Available data:

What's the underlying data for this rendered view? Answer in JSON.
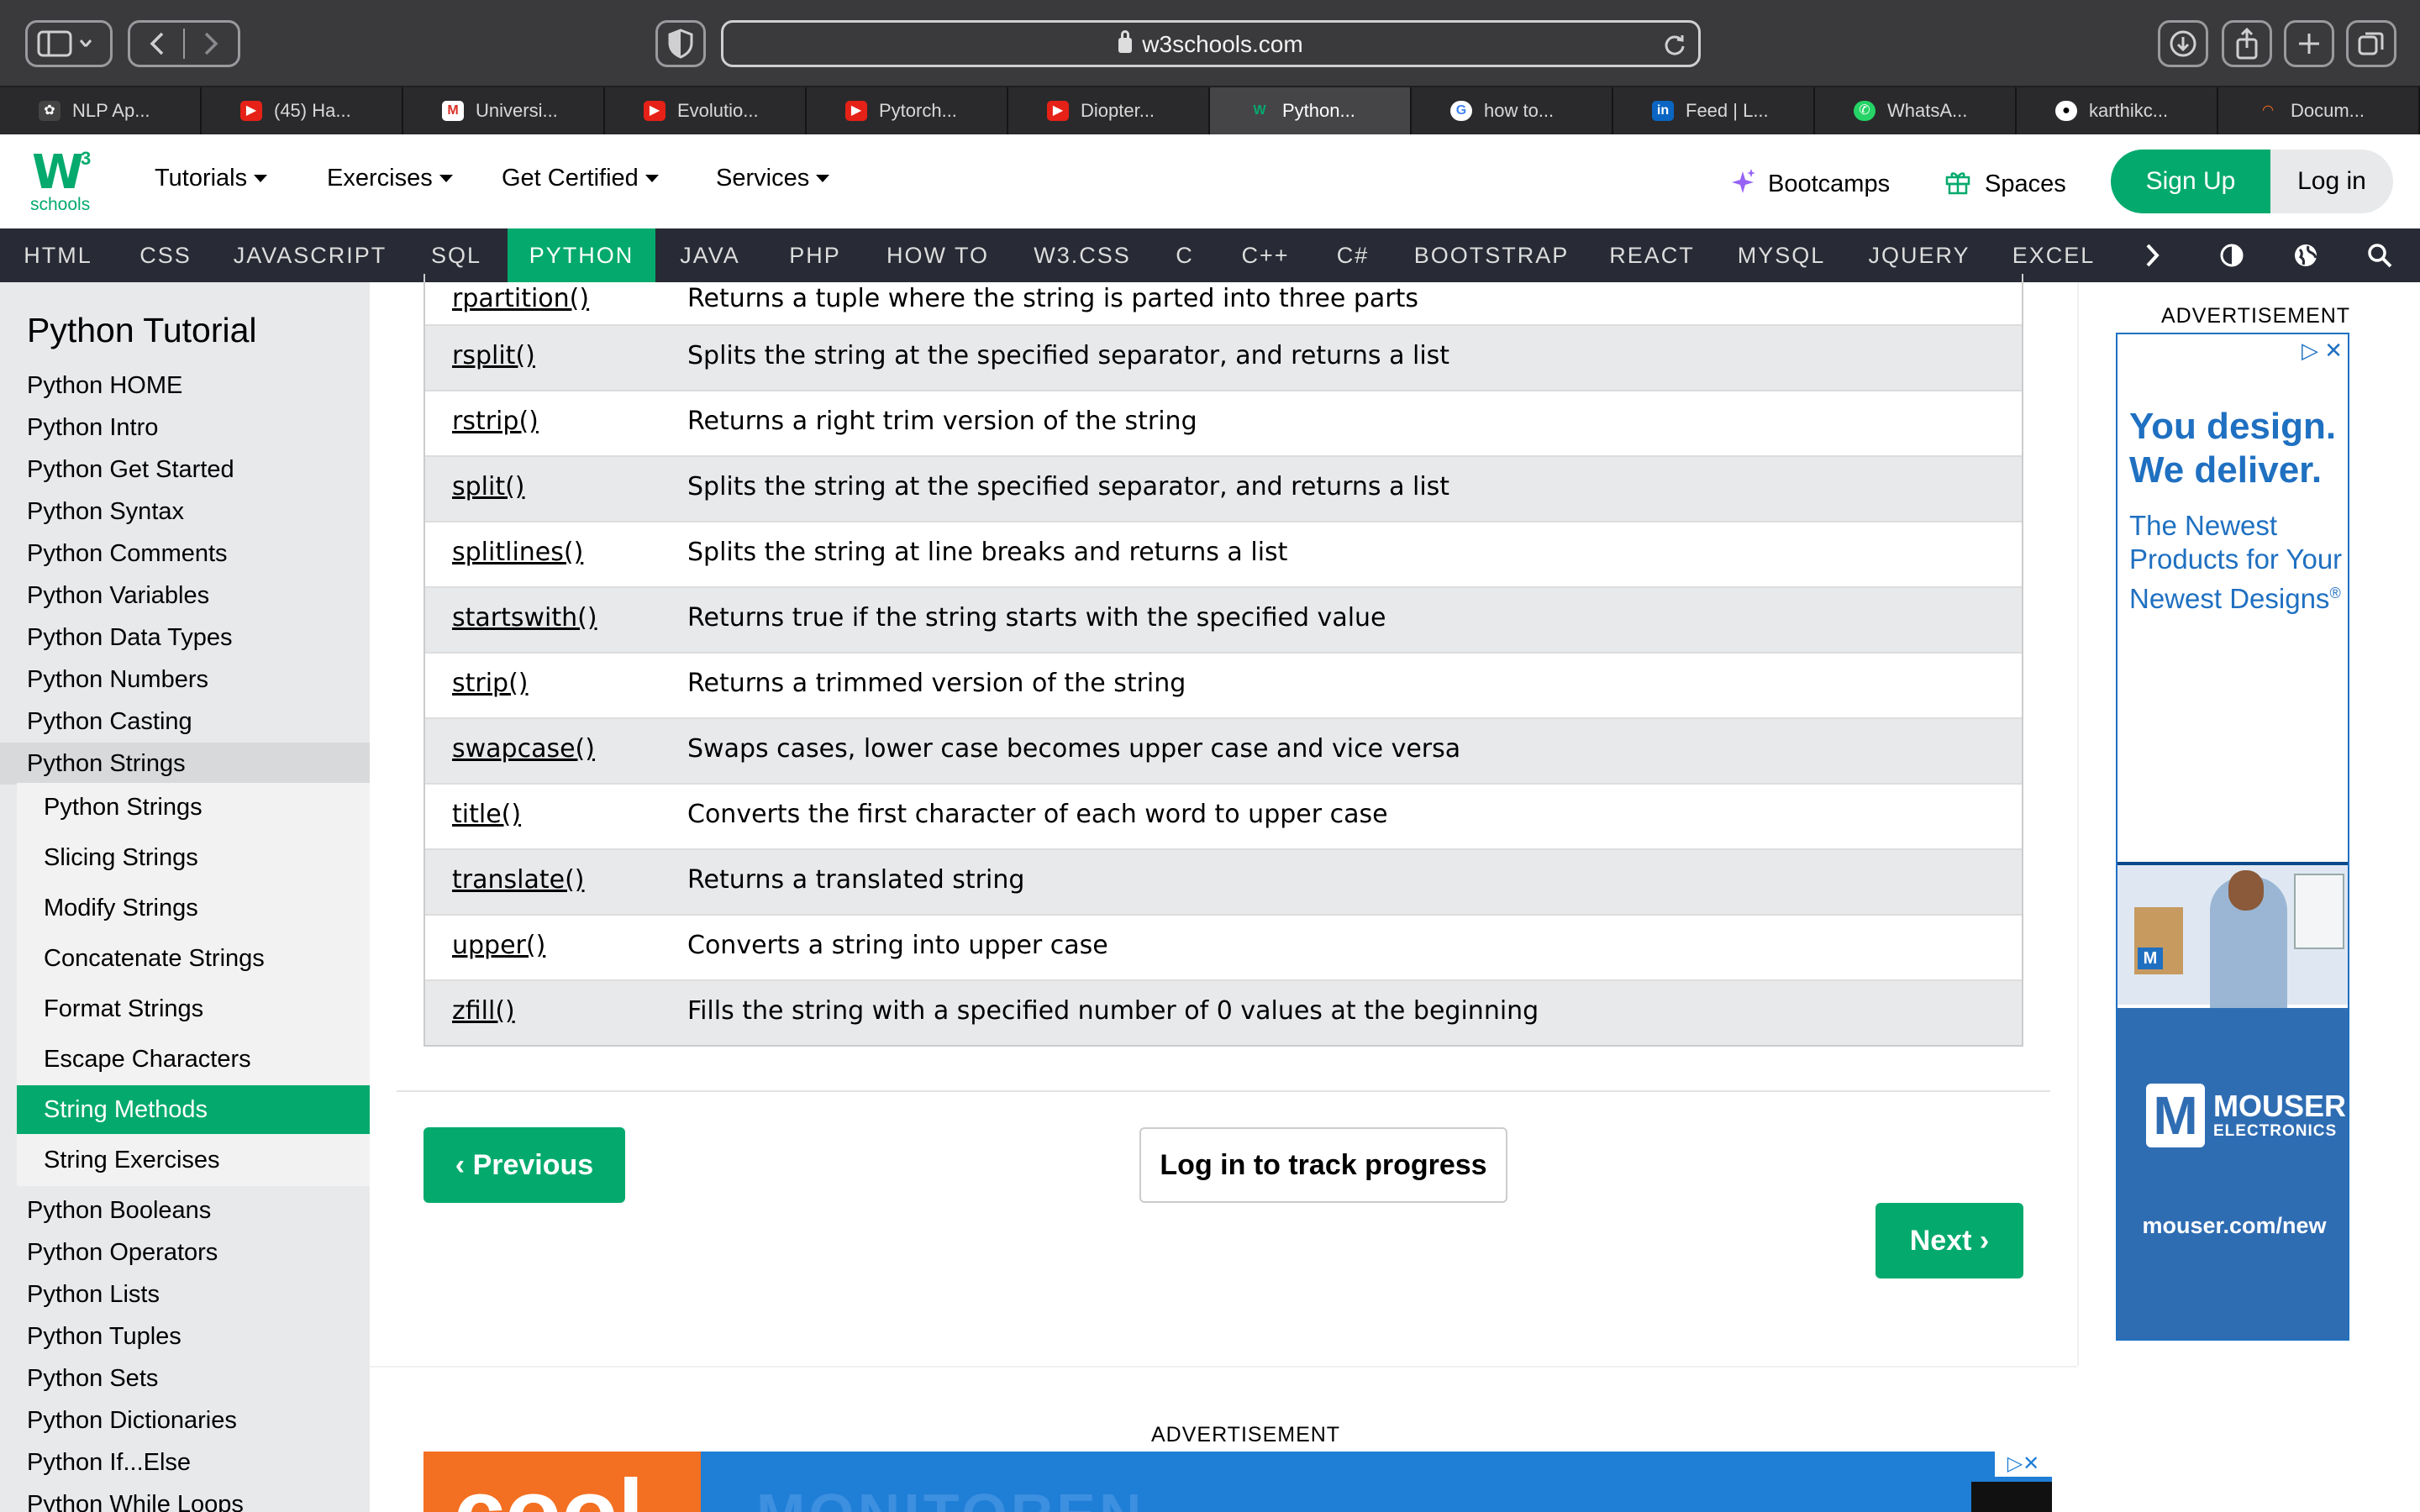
{
  "browser": {
    "url": "w3schools.com",
    "tabs": [
      {
        "label": "NLP Ap...",
        "icon": "openai-icon",
        "color": "#3d3d3d"
      },
      {
        "label": "(45) Ha...",
        "icon": "youtube-icon",
        "color": "#e62117"
      },
      {
        "label": "Universi...",
        "icon": "gmail-icon",
        "color": "#ffffff"
      },
      {
        "label": "Evolutio...",
        "icon": "youtube-icon",
        "color": "#e62117"
      },
      {
        "label": "Pytorch...",
        "icon": "youtube-icon",
        "color": "#e62117"
      },
      {
        "label": "Diopter...",
        "icon": "youtube-icon",
        "color": "#e62117"
      },
      {
        "label": "Python...",
        "icon": "w3schools-icon",
        "color": "#04aa6d"
      },
      {
        "label": "how to...",
        "icon": "google-icon",
        "color": "#ffffff"
      },
      {
        "label": "Feed | L...",
        "icon": "linkedin-icon",
        "color": "#0a66c2"
      },
      {
        "label": "WhatsA...",
        "icon": "whatsapp-icon",
        "color": "#25d366"
      },
      {
        "label": "karthikc...",
        "icon": "github-icon",
        "color": "#ffffff"
      },
      {
        "label": "Docum...",
        "icon": "document-icon",
        "color": "#f26a1b"
      }
    ]
  },
  "topnav": {
    "logo_w": "W",
    "logo_3": "3",
    "logo_sub": "schools",
    "tutorials": "Tutorials",
    "exercises": "Exercises",
    "certified": "Get Certified",
    "services": "Services",
    "bootcamps": "Bootcamps",
    "spaces": "Spaces",
    "signup": "Sign Up",
    "login": "Log in"
  },
  "subjects": [
    "HTML",
    "CSS",
    "JAVASCRIPT",
    "SQL",
    "PYTHON",
    "JAVA",
    "PHP",
    "HOW TO",
    "W3.CSS",
    "C",
    "C++",
    "C#",
    "BOOTSTRAP",
    "REACT",
    "MYSQL",
    "JQUERY",
    "EXCEL"
  ],
  "sidebar": {
    "title": "Python Tutorial",
    "items_top": [
      "Python HOME",
      "Python Intro",
      "Python Get Started",
      "Python Syntax",
      "Python Comments",
      "Python Variables",
      "Python Data Types",
      "Python Numbers",
      "Python Casting",
      "Python Strings"
    ],
    "sub_items": [
      "Python Strings",
      "Slicing Strings",
      "Modify Strings",
      "Concatenate Strings",
      "Format Strings",
      "Escape Characters",
      "String Methods",
      "String Exercises"
    ],
    "items_bottom": [
      "Python Booleans",
      "Python Operators",
      "Python Lists",
      "Python Tuples",
      "Python Sets",
      "Python Dictionaries",
      "Python If...Else",
      "Python While Loops"
    ]
  },
  "methods": [
    {
      "name": "rpartition()",
      "desc": "Returns a tuple where the string is parted into three parts"
    },
    {
      "name": "rsplit()",
      "desc": "Splits the string at the specified separator, and returns a list"
    },
    {
      "name": "rstrip()",
      "desc": "Returns a right trim version of the string"
    },
    {
      "name": "split()",
      "desc": "Splits the string at the specified separator, and returns a list"
    },
    {
      "name": "splitlines()",
      "desc": "Splits the string at line breaks and returns a list"
    },
    {
      "name": "startswith()",
      "desc": "Returns true if the string starts with the specified value"
    },
    {
      "name": "strip()",
      "desc": "Returns a trimmed version of the string"
    },
    {
      "name": "swapcase()",
      "desc": "Swaps cases, lower case becomes upper case and vice versa"
    },
    {
      "name": "title()",
      "desc": "Converts the first character of each word to upper case"
    },
    {
      "name": "translate()",
      "desc": "Returns a translated string"
    },
    {
      "name": "upper()",
      "desc": "Converts a string into upper case"
    },
    {
      "name": "zfill()",
      "desc": "Fills the string with a specified number of 0 values at the beginning"
    }
  ],
  "nav_buttons": {
    "previous": "Previous",
    "track": "Log in to track progress",
    "next": "Next"
  },
  "ads": {
    "label": "ADVERTISEMENT",
    "right_headline": "You design. We deliver.",
    "right_sub": "The Newest Products for Your Newest Designs",
    "right_reg": "®",
    "right_brand": "MOUSER",
    "right_brand_sub": "ELECTRONICS",
    "right_url": "mouser.com/new",
    "right_photo_tag": "M",
    "right_logo_letter": "M",
    "bottom_label": "ADVERTISEMENT",
    "bottom_big": "cool",
    "bottom_mid": "MONITOREN"
  },
  "colors": {
    "accent": "#04aa6d",
    "subject_bar": "#282a35",
    "sidebar_bg": "#e7e9eb"
  }
}
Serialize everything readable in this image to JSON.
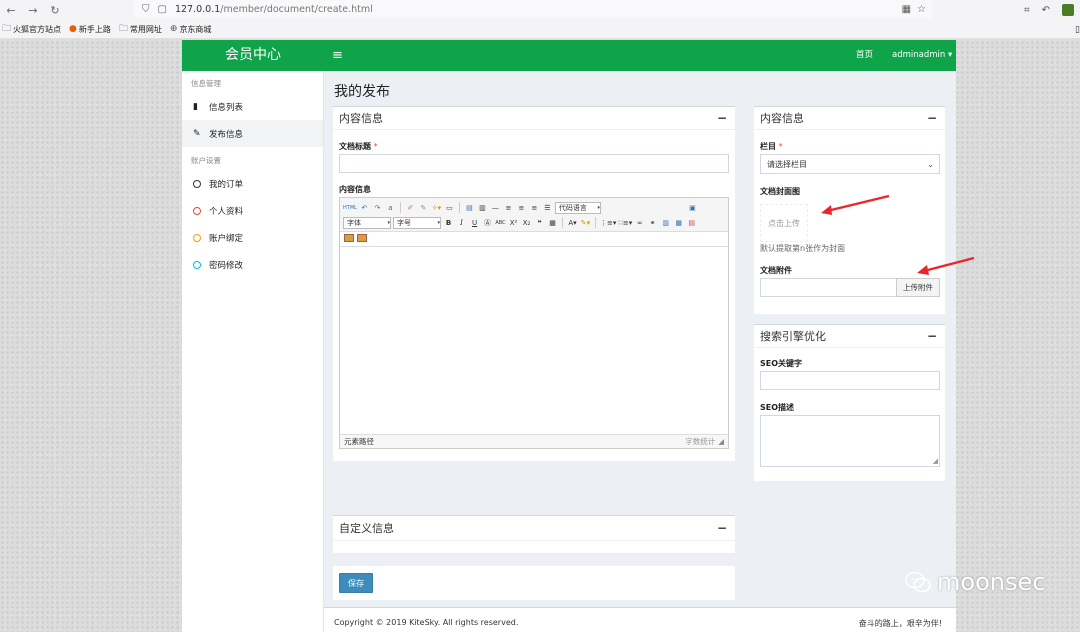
{
  "browser": {
    "url_host": "127.0.0.1",
    "url_path": "/member/document/create.html",
    "bookmarks": [
      "火狐官方站点",
      "新手上路",
      "常用网址",
      "京东商城"
    ]
  },
  "topnav": {
    "brand": "会员中心",
    "home": "首页",
    "user": "adminadmin ▾",
    "color": "#10a44a"
  },
  "sidebar": {
    "section1": "信息管理",
    "section2": "账户设置",
    "items": [
      {
        "label": "信息列表",
        "icon": "book-icon"
      },
      {
        "label": "发布信息",
        "icon": "edit-icon"
      },
      {
        "label": "我的订单",
        "icon": "circle-dark-icon",
        "color": "#333333"
      },
      {
        "label": "个人资料",
        "icon": "circle-red-icon",
        "color": "#dd4b39"
      },
      {
        "label": "账户绑定",
        "icon": "circle-yellow-icon",
        "color": "#f39c12"
      },
      {
        "label": "密码修改",
        "icon": "circle-aqua-icon",
        "color": "#00c0ef"
      }
    ]
  },
  "main": {
    "page_title": "我的发布",
    "content_box": {
      "title": "内容信息",
      "title_label": "文档标题",
      "content_label": "内容信息",
      "editor": {
        "font_family": "字体",
        "font_size": "字号",
        "code_lang": "代码语言",
        "path_label": "元素路径",
        "word_count": "字数统计"
      }
    },
    "custom_box": {
      "title": "自定义信息"
    },
    "save_button": "保存"
  },
  "right": {
    "info_box": {
      "title": "内容信息",
      "column_label": "栏目",
      "column_selected": "请选择栏目",
      "cover_label": "文档封面图",
      "cover_upload": "点击上传",
      "cover_hint": "默认提取第n张作为封面",
      "attach_label": "文档附件",
      "attach_button": "上传附件"
    },
    "seo_box": {
      "title": "搜索引擎优化",
      "keywords_label": "SEO关键字",
      "desc_label": "SEO描述"
    }
  },
  "footer": {
    "copyright": "Copyright © 2019 KiteSky. All rights reserved.",
    "slogan": "奋斗的路上，艰辛为伴!"
  },
  "watermark": "moonsec",
  "colors": {
    "arrow": "#e8262b",
    "save": "#3c8dbc"
  }
}
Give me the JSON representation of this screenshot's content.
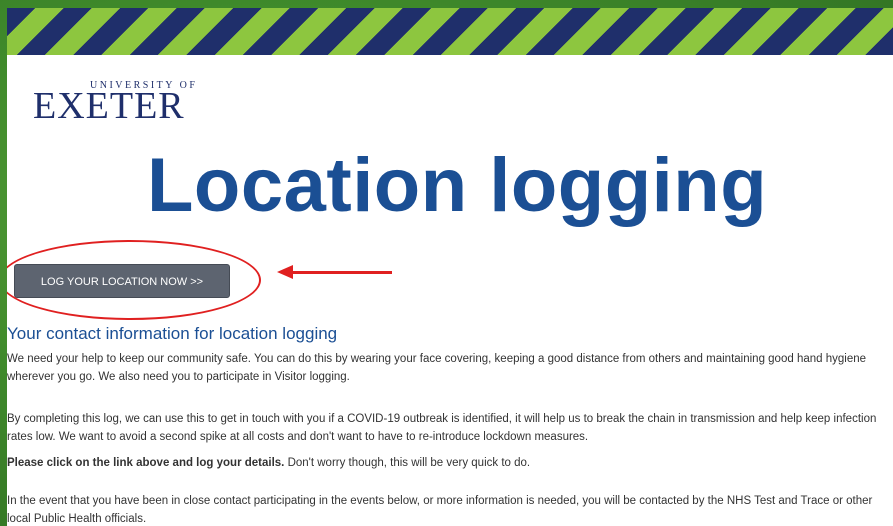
{
  "logo": {
    "small": "UNIVERSITY OF",
    "big": "EXETER"
  },
  "title": "Location logging",
  "cta_button": "LOG YOUR LOCATION NOW >>",
  "annotation_color": "#e02020",
  "heading": "Your contact information for location logging",
  "paragraphs": {
    "p1": "We need your help to keep our community safe. You can do this by wearing your face covering, keeping a good distance from others and maintaining good hand hygiene wherever you go. We also need you to participate in Visitor logging.",
    "p2": "By completing this log, we can use this to get in touch with you if a COVID-19 outbreak is identified, it will help us to break the chain in transmission and help keep infection rates low. We want to avoid a second spike at all costs and don't want to have to re-introduce lockdown measures.",
    "p3_bold": "Please click on the link above and log your details.",
    "p3_rest": " Don't worry though, this will be very quick to do.",
    "p4": "In the event that you have been in close contact participating in the events below, or more information is needed, you will be contacted by the NHS Test and Trace or other local Public Health officials."
  }
}
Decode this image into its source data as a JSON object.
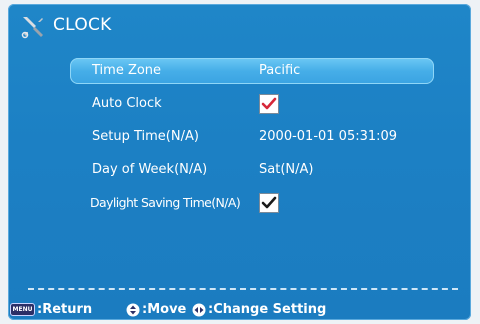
{
  "header": {
    "title": "CLOCK",
    "icon": "tools-icon"
  },
  "settings": [
    {
      "label": "Time Zone",
      "value": "Pacific",
      "selected": true
    },
    {
      "label": "Auto Clock",
      "checkbox": true,
      "checked": true,
      "check_color": "#d62839"
    },
    {
      "label": "Setup Time(N/A)",
      "value": "2000-01-01 05:31:09"
    },
    {
      "label": "Day of Week(N/A)",
      "value": "Sat(N/A)"
    },
    {
      "label": "Daylight Saving Time(N/A)",
      "checkbox": true,
      "checked": true,
      "check_color": "#1a1a1a"
    }
  ],
  "footer": {
    "menu_key": "MENU",
    "return_label": ":Return",
    "move_label": ":Move",
    "change_label": ":Change Setting"
  },
  "colors": {
    "panel": "#1f86c8",
    "highlight": "#46aee8",
    "text": "#ffffff"
  }
}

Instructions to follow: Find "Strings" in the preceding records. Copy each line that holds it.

Task solution:
      "Python Strings"
      "Python Strings",
      "Slicing Strings",
      "Modify Strings",
      "Concatenate Strings",
      "Format Strings",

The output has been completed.